Shortly after my mom finished her first quilt she decided that it would be fun to have a mother/daughters quilting project. We were all going to make the sampler quilt in this book.
This was new to me, because as the youngest she was not going to let me use her sewing machine until I took a sewing class in school. She bought lots of fabric in different color ways and we got started. This is my first block.
I just love the note that is still attached with two pins after all these years.
We decided that if we used all the colors in every block that it would be really busy. So we narrowed down the colors and selected the ones we wanted to use. My quilt was going to be in pinks, greens, and blues. (My favorite colors at the time.) This is a redo of my first block called Roman Square in the colors I selected.

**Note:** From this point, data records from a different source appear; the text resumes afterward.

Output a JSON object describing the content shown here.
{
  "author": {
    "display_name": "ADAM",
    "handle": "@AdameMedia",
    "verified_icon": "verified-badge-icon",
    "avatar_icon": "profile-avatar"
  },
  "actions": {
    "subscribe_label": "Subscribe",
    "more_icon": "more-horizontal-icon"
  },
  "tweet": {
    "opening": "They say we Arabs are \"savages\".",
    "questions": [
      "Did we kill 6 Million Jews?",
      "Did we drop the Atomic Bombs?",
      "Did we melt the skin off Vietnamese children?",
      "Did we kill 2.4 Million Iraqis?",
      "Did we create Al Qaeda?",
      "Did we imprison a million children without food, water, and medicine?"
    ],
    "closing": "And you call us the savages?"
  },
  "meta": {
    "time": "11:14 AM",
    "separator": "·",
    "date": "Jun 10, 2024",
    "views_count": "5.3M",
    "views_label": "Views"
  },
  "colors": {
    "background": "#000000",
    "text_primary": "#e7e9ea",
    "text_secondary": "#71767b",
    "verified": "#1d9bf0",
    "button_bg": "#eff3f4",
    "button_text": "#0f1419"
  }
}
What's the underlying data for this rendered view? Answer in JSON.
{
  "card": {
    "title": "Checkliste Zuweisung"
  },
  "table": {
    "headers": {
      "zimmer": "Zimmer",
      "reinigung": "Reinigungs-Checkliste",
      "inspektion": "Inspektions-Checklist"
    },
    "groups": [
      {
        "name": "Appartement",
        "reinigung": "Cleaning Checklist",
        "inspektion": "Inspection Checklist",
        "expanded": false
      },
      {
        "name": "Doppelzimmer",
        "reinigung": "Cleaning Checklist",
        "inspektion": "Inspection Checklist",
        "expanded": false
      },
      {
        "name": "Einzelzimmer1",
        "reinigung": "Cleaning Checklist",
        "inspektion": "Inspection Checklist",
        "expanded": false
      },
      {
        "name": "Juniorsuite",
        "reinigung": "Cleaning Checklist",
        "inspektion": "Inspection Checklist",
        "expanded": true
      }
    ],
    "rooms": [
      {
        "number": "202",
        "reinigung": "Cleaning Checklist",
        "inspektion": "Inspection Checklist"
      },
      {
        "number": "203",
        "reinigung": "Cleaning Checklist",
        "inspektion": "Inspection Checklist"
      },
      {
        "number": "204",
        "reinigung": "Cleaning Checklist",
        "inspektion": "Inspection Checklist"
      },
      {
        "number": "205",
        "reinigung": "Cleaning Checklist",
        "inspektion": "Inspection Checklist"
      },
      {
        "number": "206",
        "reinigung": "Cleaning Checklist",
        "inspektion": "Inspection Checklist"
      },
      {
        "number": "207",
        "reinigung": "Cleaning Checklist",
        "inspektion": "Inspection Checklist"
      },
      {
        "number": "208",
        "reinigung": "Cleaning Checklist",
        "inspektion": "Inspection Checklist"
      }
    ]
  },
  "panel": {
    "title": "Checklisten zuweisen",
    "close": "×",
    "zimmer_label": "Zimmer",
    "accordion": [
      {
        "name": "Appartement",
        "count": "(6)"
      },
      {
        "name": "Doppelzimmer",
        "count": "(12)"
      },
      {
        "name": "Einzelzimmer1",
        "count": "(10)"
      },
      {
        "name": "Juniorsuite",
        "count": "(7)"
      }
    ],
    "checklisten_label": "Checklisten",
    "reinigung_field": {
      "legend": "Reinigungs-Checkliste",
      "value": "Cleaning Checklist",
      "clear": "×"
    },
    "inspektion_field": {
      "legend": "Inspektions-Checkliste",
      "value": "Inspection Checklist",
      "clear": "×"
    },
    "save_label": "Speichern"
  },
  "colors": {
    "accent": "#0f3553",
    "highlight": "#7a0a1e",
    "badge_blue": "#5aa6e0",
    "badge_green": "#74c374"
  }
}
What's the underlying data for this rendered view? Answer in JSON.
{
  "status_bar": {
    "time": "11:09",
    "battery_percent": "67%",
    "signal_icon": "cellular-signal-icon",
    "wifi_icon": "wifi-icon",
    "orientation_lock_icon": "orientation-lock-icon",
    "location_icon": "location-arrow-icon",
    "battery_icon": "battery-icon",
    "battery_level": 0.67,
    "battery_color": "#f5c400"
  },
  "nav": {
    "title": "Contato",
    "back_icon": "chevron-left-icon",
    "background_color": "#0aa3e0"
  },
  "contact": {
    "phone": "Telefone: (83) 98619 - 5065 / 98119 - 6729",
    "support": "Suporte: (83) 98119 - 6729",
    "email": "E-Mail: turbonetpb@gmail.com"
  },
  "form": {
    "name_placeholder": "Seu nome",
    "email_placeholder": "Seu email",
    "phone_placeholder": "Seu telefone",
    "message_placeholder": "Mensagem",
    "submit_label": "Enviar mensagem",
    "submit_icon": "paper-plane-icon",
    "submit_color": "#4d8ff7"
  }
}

We went through the blocks together. Mom cut the fabrics for me and I sewed them together. This is the fence rail.
This is the log cabin.
Here is the double nine patch.
I loved it! I just had a hard time waiting for the next block to be made. This is what it looked like when I tried to cut and sew by myself.
In case you didn't know, it was not meant to be wonky with the stitches showing in places. ;)
This is my second attempt at the smaller log cabin (with Mom's help)... Not much better.
So how did this change my life? Let me explain...
I was about 11 years old and the young girls in my ward were having a talent night. I was discouraged and my mom was trying to help. (I think we all know what girls are like at that age.)
She said, "You could play the piano."
I replied, "No, Mary plays better than me."
She said, "You could do a dance."
I replied, "No, Kim dances better than me."
She added, "You could sing a song."
Again I replied, "No, Tanya sings better than me." (Are you seeing a pattern here?)
My exasperated mother then tried, "You could display your quilt blocks."
I stopped, thought, and then said, "Okay."
We displayed my blocks on a solid like this. It was meant to be my sashing.
I am sure my mom was just relieved to have this drama solved, yet it was a huge turning point in my life. I stopped comparing myself to the other girls (almost completely).
The icing on the cake was when all the other girls were so impressed and asked in awe, "Jasmine, you made this?"
Honestly, these blocks are still just that--blocks. Yet I consider them finished and not an extremely old UFO. Let's face it, they are awful. They are not square or the size they should be. They were ironed rather than pressed...
At one point I was going to get rid of them. My mother said I should keep them because someday my daughters (um... daughters?) would like to see that I was not always so good at quilting.
I actually have shown them to others frequently when I am teaching beginning quilting to friends and youth. They make a great example for what not to do! But maybe someday I will do something with the better ones...
Do you think I should use them, or continue to leave them be?